*** Opening PROVIDED DATA ***
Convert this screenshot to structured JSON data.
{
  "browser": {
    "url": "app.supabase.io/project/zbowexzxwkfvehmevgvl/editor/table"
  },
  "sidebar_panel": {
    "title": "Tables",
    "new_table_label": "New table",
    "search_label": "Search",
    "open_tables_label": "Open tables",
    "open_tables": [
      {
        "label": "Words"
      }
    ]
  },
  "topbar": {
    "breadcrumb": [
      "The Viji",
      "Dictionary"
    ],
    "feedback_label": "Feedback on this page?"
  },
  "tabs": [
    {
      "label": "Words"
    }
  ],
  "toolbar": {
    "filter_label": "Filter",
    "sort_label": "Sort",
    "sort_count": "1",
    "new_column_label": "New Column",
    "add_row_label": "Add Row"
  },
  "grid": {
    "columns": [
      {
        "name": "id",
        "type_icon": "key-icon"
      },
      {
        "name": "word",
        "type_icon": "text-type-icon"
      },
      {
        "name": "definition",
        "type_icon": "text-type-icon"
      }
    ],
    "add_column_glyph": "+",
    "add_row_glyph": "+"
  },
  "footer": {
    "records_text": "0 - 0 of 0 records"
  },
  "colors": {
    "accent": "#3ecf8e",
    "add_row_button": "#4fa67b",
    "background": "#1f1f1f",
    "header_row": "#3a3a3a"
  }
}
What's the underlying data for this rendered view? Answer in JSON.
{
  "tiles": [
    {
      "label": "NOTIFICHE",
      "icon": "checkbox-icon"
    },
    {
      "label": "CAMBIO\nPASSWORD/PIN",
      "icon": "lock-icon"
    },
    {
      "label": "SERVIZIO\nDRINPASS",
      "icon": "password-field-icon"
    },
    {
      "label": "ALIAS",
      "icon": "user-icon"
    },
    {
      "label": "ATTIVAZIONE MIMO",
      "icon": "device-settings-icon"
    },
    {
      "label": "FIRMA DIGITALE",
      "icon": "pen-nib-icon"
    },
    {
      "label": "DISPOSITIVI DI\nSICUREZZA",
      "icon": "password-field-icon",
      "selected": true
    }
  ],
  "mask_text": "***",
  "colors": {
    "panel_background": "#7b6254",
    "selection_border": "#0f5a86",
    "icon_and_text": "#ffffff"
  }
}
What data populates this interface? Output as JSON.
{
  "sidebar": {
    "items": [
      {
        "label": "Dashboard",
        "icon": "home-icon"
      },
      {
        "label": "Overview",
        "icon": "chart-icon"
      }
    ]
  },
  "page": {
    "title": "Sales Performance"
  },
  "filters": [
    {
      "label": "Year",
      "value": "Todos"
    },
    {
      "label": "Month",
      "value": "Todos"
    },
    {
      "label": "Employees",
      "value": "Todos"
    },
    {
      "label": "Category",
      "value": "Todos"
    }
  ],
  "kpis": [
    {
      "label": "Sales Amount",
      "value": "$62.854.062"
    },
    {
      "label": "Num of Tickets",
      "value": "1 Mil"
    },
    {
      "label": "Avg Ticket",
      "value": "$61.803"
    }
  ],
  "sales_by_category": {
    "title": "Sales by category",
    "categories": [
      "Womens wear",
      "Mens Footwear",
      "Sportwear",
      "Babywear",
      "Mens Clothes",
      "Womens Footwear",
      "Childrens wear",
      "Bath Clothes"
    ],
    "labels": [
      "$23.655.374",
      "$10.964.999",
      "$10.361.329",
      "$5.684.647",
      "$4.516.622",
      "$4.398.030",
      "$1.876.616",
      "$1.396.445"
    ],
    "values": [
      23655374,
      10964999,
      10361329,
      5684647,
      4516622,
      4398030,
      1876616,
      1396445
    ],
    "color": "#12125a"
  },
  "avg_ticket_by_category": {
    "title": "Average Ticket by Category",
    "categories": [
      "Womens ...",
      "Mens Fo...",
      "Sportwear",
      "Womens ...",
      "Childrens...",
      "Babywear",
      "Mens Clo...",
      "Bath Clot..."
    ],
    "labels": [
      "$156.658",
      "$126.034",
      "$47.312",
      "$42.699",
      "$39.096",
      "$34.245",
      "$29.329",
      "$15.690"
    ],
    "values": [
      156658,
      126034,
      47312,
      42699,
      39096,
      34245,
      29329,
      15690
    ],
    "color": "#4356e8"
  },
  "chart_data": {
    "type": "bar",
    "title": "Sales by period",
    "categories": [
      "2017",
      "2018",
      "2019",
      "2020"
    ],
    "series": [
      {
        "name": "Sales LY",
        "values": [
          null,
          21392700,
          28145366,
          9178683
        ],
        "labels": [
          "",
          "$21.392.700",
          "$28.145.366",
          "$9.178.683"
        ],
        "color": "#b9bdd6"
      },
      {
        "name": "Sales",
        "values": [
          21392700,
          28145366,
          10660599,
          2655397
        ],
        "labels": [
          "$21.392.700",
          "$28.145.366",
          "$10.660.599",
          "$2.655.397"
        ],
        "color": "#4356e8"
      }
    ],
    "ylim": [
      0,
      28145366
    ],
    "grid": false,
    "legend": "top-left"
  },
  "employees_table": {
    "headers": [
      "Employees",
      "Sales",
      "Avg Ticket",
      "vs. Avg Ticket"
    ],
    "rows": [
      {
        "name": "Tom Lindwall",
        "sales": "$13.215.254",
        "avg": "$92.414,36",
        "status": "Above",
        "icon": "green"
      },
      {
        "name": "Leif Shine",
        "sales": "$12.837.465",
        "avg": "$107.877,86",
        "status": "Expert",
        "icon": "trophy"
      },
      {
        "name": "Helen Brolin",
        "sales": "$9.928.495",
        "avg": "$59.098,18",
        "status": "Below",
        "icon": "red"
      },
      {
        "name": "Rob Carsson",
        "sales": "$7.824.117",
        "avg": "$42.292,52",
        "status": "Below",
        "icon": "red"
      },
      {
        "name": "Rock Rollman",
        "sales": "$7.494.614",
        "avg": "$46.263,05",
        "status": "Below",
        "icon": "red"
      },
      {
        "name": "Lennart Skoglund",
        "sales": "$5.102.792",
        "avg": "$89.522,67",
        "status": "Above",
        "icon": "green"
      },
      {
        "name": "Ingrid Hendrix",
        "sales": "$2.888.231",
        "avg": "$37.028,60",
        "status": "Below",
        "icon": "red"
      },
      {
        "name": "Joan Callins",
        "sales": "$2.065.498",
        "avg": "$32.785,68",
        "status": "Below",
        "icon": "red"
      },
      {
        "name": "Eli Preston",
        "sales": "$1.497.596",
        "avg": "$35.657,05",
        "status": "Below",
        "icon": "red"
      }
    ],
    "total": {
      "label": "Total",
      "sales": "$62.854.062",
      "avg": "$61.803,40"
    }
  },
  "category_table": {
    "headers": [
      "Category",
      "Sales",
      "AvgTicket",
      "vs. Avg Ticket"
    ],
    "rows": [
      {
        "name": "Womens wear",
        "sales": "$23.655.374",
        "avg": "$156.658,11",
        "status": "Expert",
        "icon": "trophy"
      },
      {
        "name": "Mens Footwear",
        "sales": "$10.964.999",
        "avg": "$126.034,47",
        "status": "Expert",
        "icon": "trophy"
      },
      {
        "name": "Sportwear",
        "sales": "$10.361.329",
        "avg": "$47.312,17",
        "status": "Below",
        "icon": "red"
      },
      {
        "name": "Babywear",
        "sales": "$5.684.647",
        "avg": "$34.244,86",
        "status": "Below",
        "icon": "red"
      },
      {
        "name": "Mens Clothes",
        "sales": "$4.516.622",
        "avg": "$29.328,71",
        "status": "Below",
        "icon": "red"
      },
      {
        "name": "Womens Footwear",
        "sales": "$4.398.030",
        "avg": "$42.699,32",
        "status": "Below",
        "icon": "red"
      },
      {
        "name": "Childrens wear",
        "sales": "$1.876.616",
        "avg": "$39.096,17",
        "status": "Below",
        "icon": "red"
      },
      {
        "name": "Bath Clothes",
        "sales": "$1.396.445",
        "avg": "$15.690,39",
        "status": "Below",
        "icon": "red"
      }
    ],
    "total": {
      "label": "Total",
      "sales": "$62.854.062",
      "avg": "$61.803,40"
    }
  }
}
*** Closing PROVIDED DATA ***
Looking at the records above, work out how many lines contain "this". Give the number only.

• _TASK RESULT_: 4